The city of Carlisle lies in the far north of Cumbria, 10 miles from the Scottish border.
Once the county town of Cumberland, Carlisle is the administrative centre for both the district and for Cumbria. The Border City is also the main shopping, commercial and industrial centre for North Cumbria and a good part of southern Scotland.
An ancient site, Carlisle lies on a slight rise at the confluence of the Rivers Eden, Caldew and Petteril. The Romans established a settlement here to serve the forts on Hadrian's Wall. Because this was the last English town before the border with Scotland, Carlisle became an important military stronghold.
Carlisle Castle was built in 1092 by William Rufus, son of William the Conqueror. In 1568 Mary Queen of Scots was held prisoner at the castle. Today the ancient fortress houses the King's Own Royal Border Regiment and the intriguing Border Regiment Museum.The Norman keep, boasting panoramic views, hosts an exhibition on Bonnie Prince Charlie's uprising. In 1746 'The Young Pretender' and his supporters briefly captured Carlisle Castle.
In the early 12th century Henry I allowed the foundation of a religous settlement in Carlisle. When he made the town a dioese in 1122, the priory became the cathedral.
Carlisle's fine red sandstone Cathedral has the largest east window of any cathedral in Europe. Within the grounds of the Cathedral is the Prior's Tower, dating from the 14th century, which has a painted 16th century heraldic ceiling and houses a small exhibition.
At the end of the 18th century Carlisle began to prosper as a textile centre. In the 19th century Carlisle's strategic position meant that it developed as an important railway town, with seven railway companies sharing its impressive station.

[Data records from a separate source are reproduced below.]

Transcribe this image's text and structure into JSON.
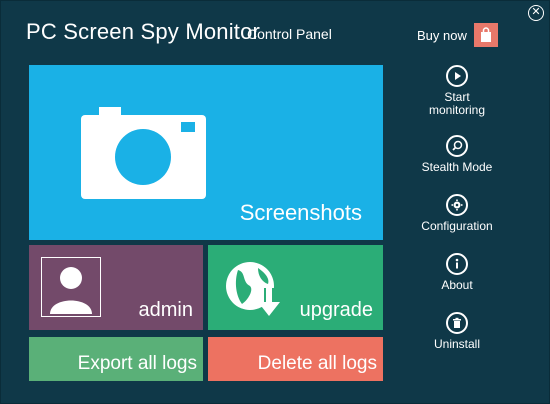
{
  "header": {
    "title": "PC Screen Spy Monitor",
    "subtitle": "Control Panel",
    "buy_label": "Buy now"
  },
  "tiles": {
    "screenshots": "Screenshots",
    "admin": "admin",
    "upgrade": "upgrade",
    "export": "Export all logs",
    "delete": "Delete all logs"
  },
  "sidebar": {
    "items": [
      {
        "label": "Start\nmonitoring",
        "icon": "play-icon"
      },
      {
        "label": "Stealth Mode",
        "icon": "search-icon"
      },
      {
        "label": "Configuration",
        "icon": "gear-icon"
      },
      {
        "label": "About",
        "icon": "info-icon"
      },
      {
        "label": "Uninstall",
        "icon": "trash-icon"
      }
    ]
  },
  "colors": {
    "background": "#0f3848",
    "screenshots_tile": "#1ab1e6",
    "admin_tile": "#734a6a",
    "upgrade_tile": "#2bad77",
    "export_tile": "#5ab078",
    "delete_tile": "#ed7261",
    "buy_icon": "#e8786a"
  }
}
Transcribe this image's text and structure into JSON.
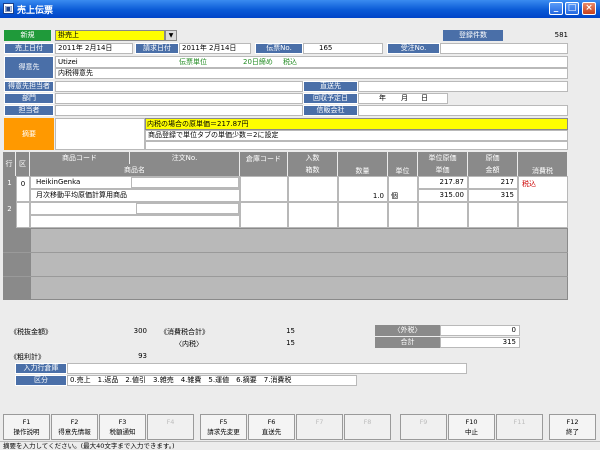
{
  "window": {
    "title": "売上伝票",
    "icon_glyph": "▣",
    "min": "_",
    "max": "□",
    "close": "×"
  },
  "colors": {
    "label_blue": "#4a6fa8",
    "header_grey": "#8a8a8a",
    "highlight_yellow": "#ffff00",
    "summary_orange": "#ff9900",
    "tax_red": "#cc0000"
  },
  "top": {
    "mode_label": "新規",
    "sale_type": "掛売上",
    "count_label": "登録件数",
    "count_value": "581",
    "sales_date_label": "売上日付",
    "sales_date": "2011年 2月14日",
    "bill_date_label": "請求日付",
    "bill_date": "2011年 2月14日",
    "slip_no_label": "伝票No.",
    "slip_no": "165",
    "order_no_label": "受注No.",
    "order_no": ""
  },
  "customer": {
    "label": "得意先",
    "code": "Utizei",
    "unit": "伝票単位",
    "closing": "20日締め",
    "tax_type": "税込",
    "name": "内税得意先",
    "contact_label": "得意先担当者",
    "contact": "",
    "ship_to_label": "直送先",
    "ship_to": "",
    "dept_label": "部門",
    "dept": "",
    "collect_label": "回収予定日",
    "collect_year": "年",
    "collect_month": "月",
    "collect_day": "日",
    "staff_label": "担当者",
    "staff": "",
    "consign_label": "信販会社",
    "consign": ""
  },
  "summary": {
    "label": "摘要",
    "line1": "内税の場合の原単価＝217.87円",
    "line2": "商品登録で単位タブの単価少数＝2に設定"
  },
  "grid": {
    "headers": {
      "row": "行",
      "kubun": "区",
      "code": "商品コード",
      "order_no": "注文No.",
      "name": "商品名",
      "warehouse": "倉庫コード",
      "irisu": "入数",
      "hakosu": "箱数",
      "qty": "数量",
      "unit": "単位",
      "cost_price": "単位原価",
      "unit_price": "単価",
      "cost": "原価",
      "amount": "金額",
      "tax": "消費税"
    },
    "rows": [
      {
        "no": "1",
        "kubun": "0",
        "code": "HeikinGenka",
        "name": "月次移動平均原価計算用商品",
        "qty": "1.0",
        "unit": "個",
        "cost_price": "217.87",
        "unit_price": "315.00",
        "cost": "217",
        "amount": "315",
        "tax": "税込"
      },
      {
        "no": "2",
        "kubun": "",
        "code": "",
        "name": "",
        "qty": "",
        "unit": "",
        "cost_price": "",
        "unit_price": "",
        "cost": "",
        "amount": "",
        "tax": ""
      }
    ]
  },
  "totals": {
    "gross_label": "《税抜金額》",
    "gross": "300",
    "tax_total_label": "《消費税合計》",
    "tax_total": "15",
    "inner_tax_label": "〈内税〉",
    "inner_tax": "15",
    "outer_tax_label": "〈外税〉",
    "outer_tax": "0",
    "sum_label": "合計",
    "sum": "315",
    "profit_label": "《粗利計》",
    "profit": "93"
  },
  "entry": {
    "warehouse_label": "入力行倉庫",
    "warehouse": "",
    "kubun_label": "区分",
    "kubun_list": "0.売上　1.返品　2.値引　3.雑売　4.雑費　5.運値　6.摘要　7.消費税"
  },
  "fkeys": [
    {
      "num": "F1",
      "label": "操作説明",
      "enabled": true
    },
    {
      "num": "F2",
      "label": "得意先情報",
      "enabled": true
    },
    {
      "num": "F3",
      "label": "税額通知",
      "enabled": true
    },
    {
      "num": "F4",
      "label": "",
      "enabled": false
    },
    {
      "num": "F5",
      "label": "請求先変更",
      "enabled": true
    },
    {
      "num": "F6",
      "label": "直送先",
      "enabled": true
    },
    {
      "num": "F7",
      "label": "",
      "enabled": false
    },
    {
      "num": "F8",
      "label": "",
      "enabled": false
    },
    {
      "num": "F9",
      "label": "",
      "enabled": false
    },
    {
      "num": "F10",
      "label": "中止",
      "enabled": true
    },
    {
      "num": "F11",
      "label": "",
      "enabled": false
    },
    {
      "num": "F12",
      "label": "終了",
      "enabled": true
    }
  ],
  "status": "摘要を入力してください。(最大40文字まで入力できます。)"
}
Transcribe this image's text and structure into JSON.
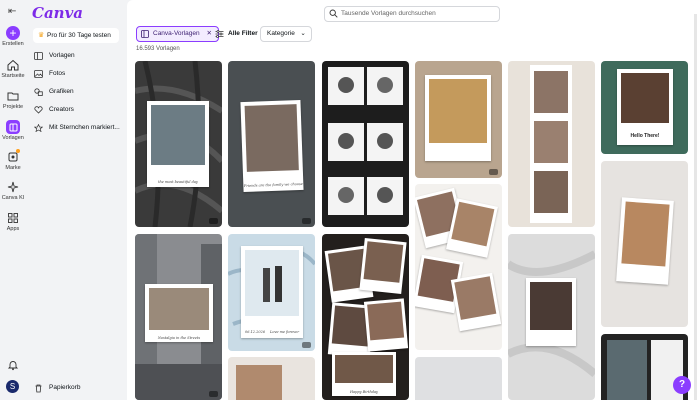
{
  "app": {
    "logo": "Canva"
  },
  "rail": {
    "items": [
      {
        "label": "Erstellen"
      },
      {
        "label": "Startseite"
      },
      {
        "label": "Projekte"
      },
      {
        "label": "Vorlagen"
      },
      {
        "label": "Marke"
      },
      {
        "label": "Canva KI"
      },
      {
        "label": "Apps"
      }
    ],
    "avatar_initial": "S"
  },
  "panel": {
    "pro_button": "Pro für 30 Tage testen",
    "nav": [
      {
        "label": "Vorlagen",
        "icon": "template-icon"
      },
      {
        "label": "Fotos",
        "icon": "photo-icon"
      },
      {
        "label": "Grafiken",
        "icon": "shapes-icon"
      },
      {
        "label": "Creators",
        "icon": "heart-icon"
      },
      {
        "label": "Mit Sternchen markiert...",
        "icon": "star-icon"
      }
    ],
    "trash": "Papierkorb"
  },
  "main": {
    "search_placeholder": "Tausende Vorlagen durchsuchen",
    "chip_selected": "Canva-Vorlagen",
    "chip_filter": "Alle Filter",
    "chip_category": "Kategorie",
    "result_count": "16.593 Vorlagen"
  },
  "cards": {
    "c1_caption": "the most beautiful day",
    "c2_caption": "Friends are the family we choose",
    "c6_caption": "Hello There!",
    "c7_caption": "Nostalgia in the Streets",
    "c8_caption_left": "06.12.2026",
    "c8_caption_right": "Love me forever",
    "c11_caption": "Happy Birthday"
  },
  "help": "?"
}
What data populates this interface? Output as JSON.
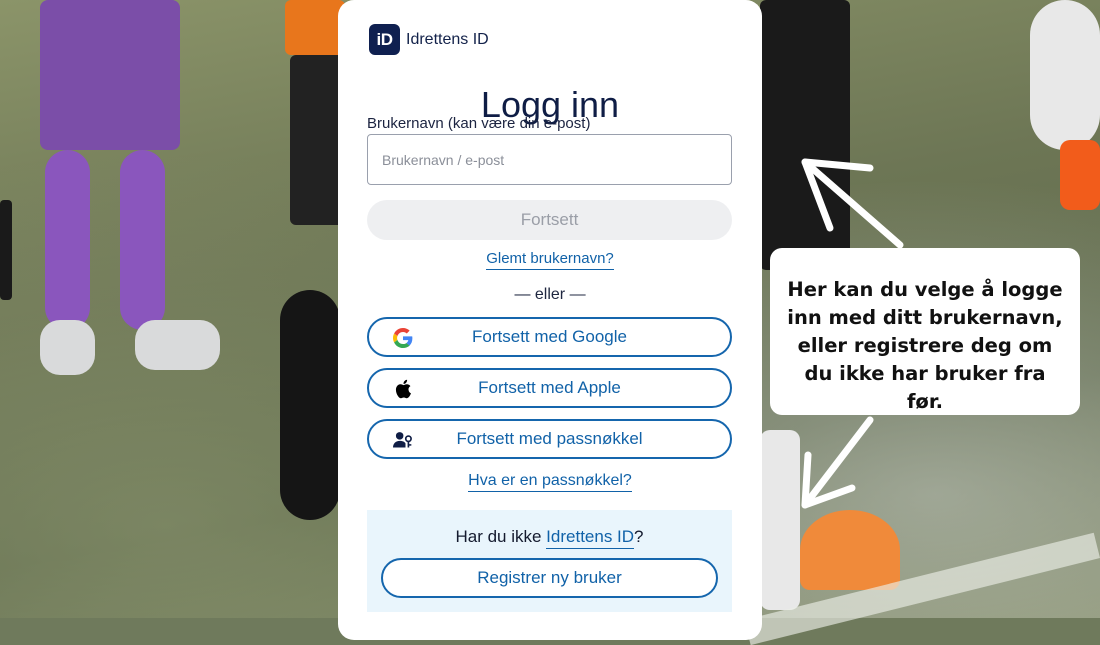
{
  "brand": {
    "logo_text": "iD",
    "name": "Idrettens ID"
  },
  "login": {
    "title": "Logg inn",
    "username_label": "Brukernavn (kan være din e-post)",
    "username_placeholder": "Brukernavn / e-post",
    "username_value": "",
    "continue_label": "Fortsett",
    "forgot_label": "Glemt brukernavn?",
    "divider": "— eller —",
    "providers": [
      {
        "label": "Fortsett med Google",
        "icon": "google-icon"
      },
      {
        "label": "Fortsett med Apple",
        "icon": "apple-icon"
      },
      {
        "label": "Fortsett med passnøkkel",
        "icon": "passkey-icon"
      }
    ],
    "passkey_help": "Hva er en passnøkkel?",
    "register_prompt_prefix": "Har du ikke ",
    "register_prompt_link": "Idrettens ID",
    "register_prompt_suffix": "?",
    "register_label": "Registrer ny bruker"
  },
  "callout": {
    "text": "Her kan du velge å logge inn med ditt brukernavn, eller registrere deg om du ikke har bruker fra før."
  },
  "colors": {
    "primary": "#1162a8",
    "brand_dark": "#0f2050",
    "register_bg": "#e9f5fc",
    "disabled_bg": "#eeeff1"
  }
}
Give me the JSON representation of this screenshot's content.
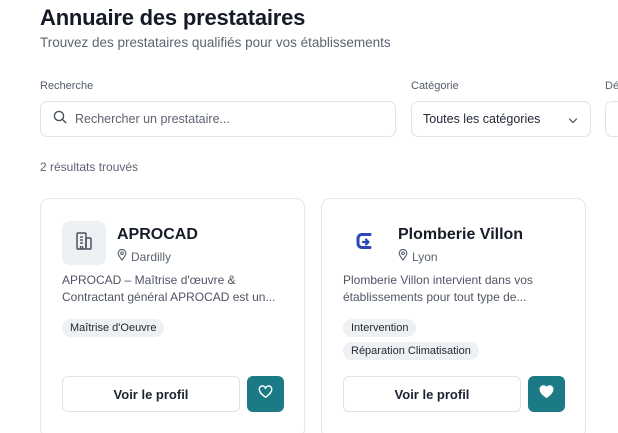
{
  "header": {
    "title": "Annuaire des prestataires",
    "subtitle": "Trouvez des prestataires qualifiés pour vos établissements"
  },
  "filters": {
    "search_label": "Recherche",
    "search_placeholder": "Rechercher un prestataire...",
    "category_label": "Catégorie",
    "category_value": "Toutes les catégories",
    "third_label": "Dé"
  },
  "results": {
    "count_text": "2 résultats trouvés"
  },
  "cards": [
    {
      "name": "APROCAD",
      "location": "Dardilly",
      "description": "APROCAD – Maîtrise d'œuvre & Contractant général APROCAD est un...",
      "tags": [
        "Maîtrise d'Oeuvre"
      ],
      "profile_button": "Voir le profil",
      "favorite": false,
      "logo_icon": "building-icon"
    },
    {
      "name": "Plomberie Villon",
      "location": "Lyon",
      "description": "Plomberie Villon intervient dans vos établissements pour tout type de...",
      "tags": [
        "Intervention",
        "Réparation Climatisation"
      ],
      "profile_button": "Voir le profil",
      "favorite": true,
      "logo_icon": "plomberie-logo-icon"
    }
  ],
  "colors": {
    "accent": "#1b7a85",
    "logo_blue": "#2c46b5"
  }
}
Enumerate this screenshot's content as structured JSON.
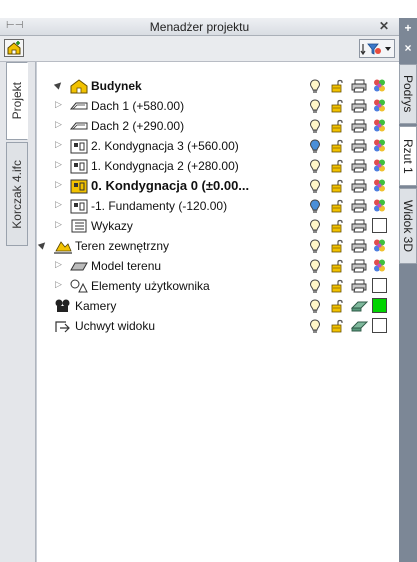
{
  "window": {
    "title": "Menadżer projektu",
    "pin_glyph": "⊢⊣",
    "close_glyph": "✕"
  },
  "left_tabs": [
    {
      "label": "Projekt",
      "active": true
    },
    {
      "label": "Korczak 4.ifc",
      "active": false
    }
  ],
  "right_strip": {
    "buttons": [
      {
        "glyph": "+"
      },
      {
        "glyph": "×"
      }
    ],
    "tabs": [
      {
        "label": "Podrys",
        "active": false
      },
      {
        "label": "Rzut 1",
        "active": true
      },
      {
        "label": "Widok 3D",
        "active": false
      }
    ]
  },
  "tree": [
    {
      "label": "Budynek",
      "style": "bold",
      "arrow": "▲",
      "icon": "building-icon",
      "swatch": "multi"
    },
    {
      "label": "Dach 1 (+580.00)",
      "arrow": "▷",
      "icon": "roof-icon",
      "swatch": "multi"
    },
    {
      "label": "Dach 2 (+290.00)",
      "arrow": "▷",
      "icon": "roof-icon",
      "swatch": "multi"
    },
    {
      "label": "2. Kondygnacja 3 (+560.00)",
      "arrow": "▷",
      "icon": "storey-icon",
      "swatch": "multi",
      "bulb": "blue"
    },
    {
      "label": "1. Kondygnacja 2 (+280.00)",
      "arrow": "▷",
      "icon": "storey-icon",
      "swatch": "multi"
    },
    {
      "label": "0. Kondygnacja 0 (±0.00...",
      "style": "big",
      "arrow": "▷",
      "icon": "storey-active-icon",
      "swatch": "multi"
    },
    {
      "label": "-1. Fundamenty (-120.00)",
      "arrow": "▷",
      "icon": "storey-icon",
      "swatch": "multi",
      "bulb": "blue"
    },
    {
      "label": "Wykazy",
      "arrow": "▷",
      "icon": "list-icon",
      "swatch": "white"
    },
    {
      "label": "Teren zewnętrzny",
      "arrow": "▲",
      "icon": "terrain-icon",
      "swatch": "multi"
    },
    {
      "label": "Model terenu",
      "arrow": "▷",
      "icon": "terrain-model-icon",
      "swatch": "multi"
    },
    {
      "label": "Elementy użytkownika",
      "arrow": "▷",
      "icon": "user-elements-icon",
      "swatch": "white"
    },
    {
      "label": "Kamery",
      "arrow": "",
      "icon": "camera-icon",
      "swatch": "green",
      "third": "eraser"
    },
    {
      "label": "Uchwyt widoku",
      "arrow": "",
      "icon": "view-handle-icon",
      "swatch": "white",
      "third": "eraser"
    }
  ],
  "colors": {
    "accent_yellow": "#f2c200",
    "swatch_green": "#00d400",
    "bulb_blue": "#4a8fd8",
    "tab_strip": "#7c8796"
  }
}
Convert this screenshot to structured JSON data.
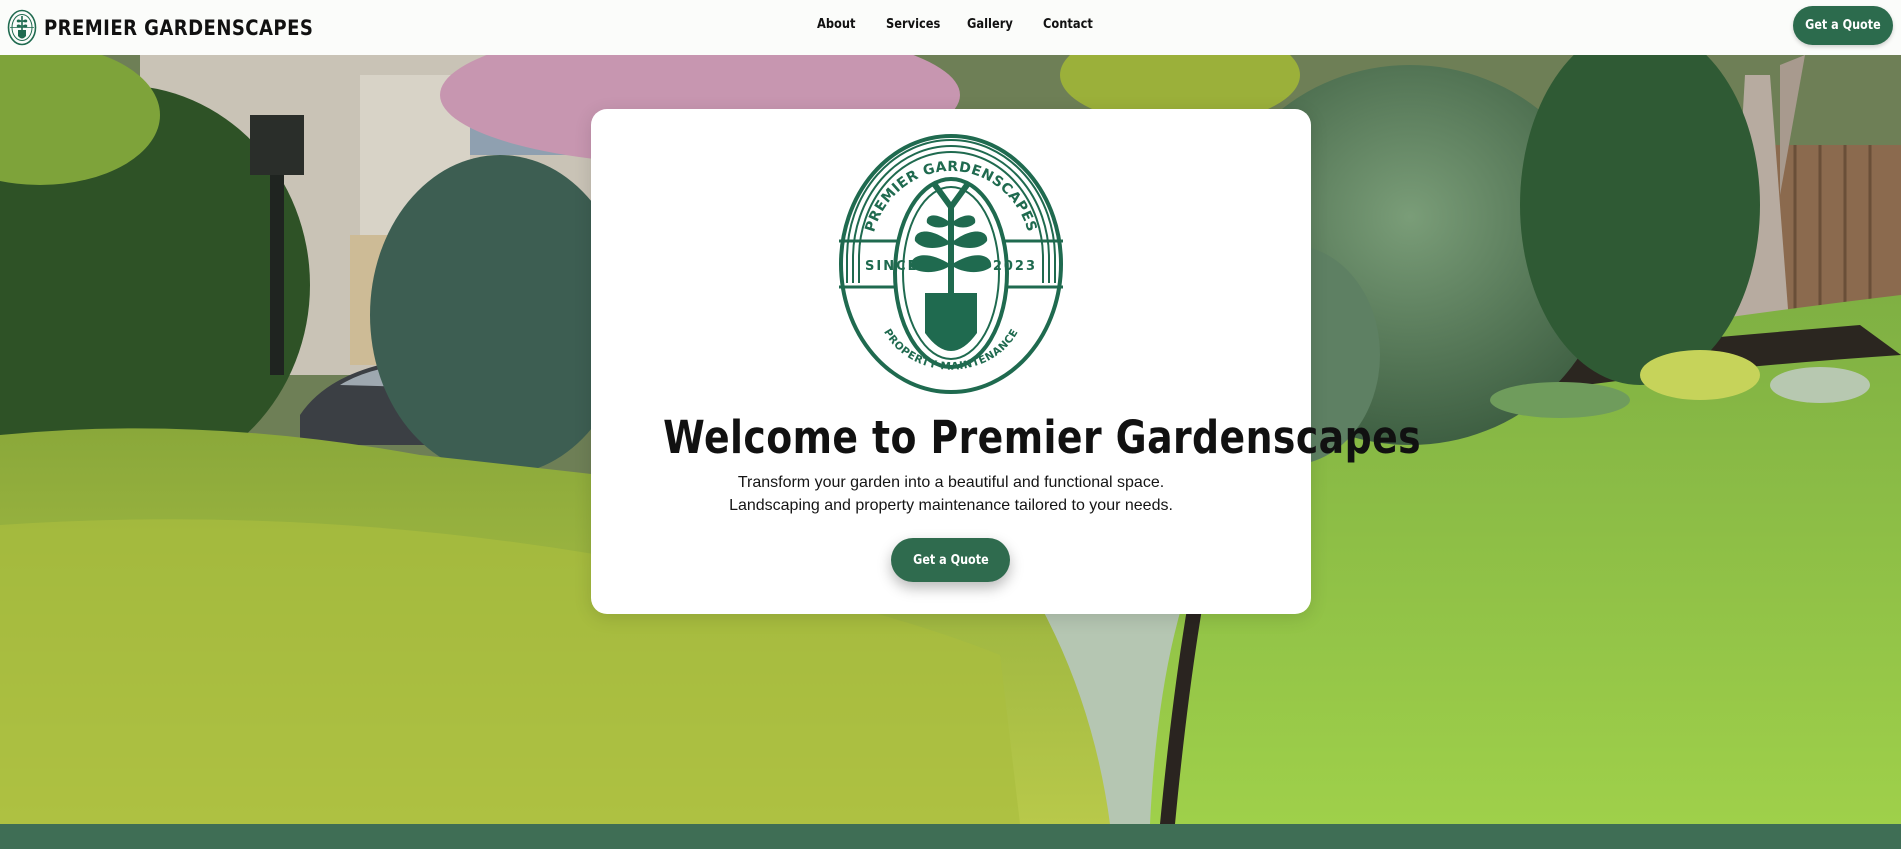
{
  "header": {
    "brand_name": "PREMIER GARDENSCAPES",
    "nav": {
      "about": "About",
      "services": "Services",
      "gallery": "Gallery",
      "contact": "Contact"
    },
    "cta_label": "Get a Quote"
  },
  "hero": {
    "background_image": "landscaped-front-garden-photo",
    "card": {
      "logo": {
        "top_text": "PREMIER GARDENSCAPES",
        "left_text": "SINCE",
        "right_text": "2023",
        "bottom_text": "PROPERTY MAINTENANCE",
        "icon": "shovel-with-plant-icon"
      },
      "title": "Welcome to Premier Gardenscapes",
      "line1": "Transform your garden into a beautiful and functional space.",
      "line2": "Landscaping and property maintenance tailored to your needs.",
      "cta_label": "Get a Quote"
    }
  },
  "colors": {
    "brand_green": "#1f6a4f",
    "button_green": "#2f6b4e",
    "footer_band": "#3f6e55"
  }
}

The city lies at the northern end of the famous 72 mile Settle - Carlisle Railway and steam trains can often be spotted at Carlisle Station.
Tourist attractions nearby include the award-winning Tullie House Museum and Art Gallery.
Linking the museum and the castle is the Millennium Subway, featuring specially commissioned art works. These include the Bishop Stone, a 2.5 meter boulder inscribed with the colourfully worded curse, issued 500 years ago by the Archbishop of Glasgow on border rustlers and robbers.
A feature of Carlisle is the Citadel, two immense oval towers which once formed the southern entrance to the city. Until recently the towers housed the city's civil and criminal courts. Now restored, the building houses the Cumbria County Council and the West Tower, which held the criminal courts, is open to the public.
Towns Near Carlisle To Visit - straight line distance:Gretna Green (8.50 miles) Wigton (10.18 miles) Penrith (17.47 miles) Langholm (17.91 miles)
Carlisle Castle This castle has a long history and well worth a visit.
Carlisle Cathedral Visit the Cathedral, founded in 1122.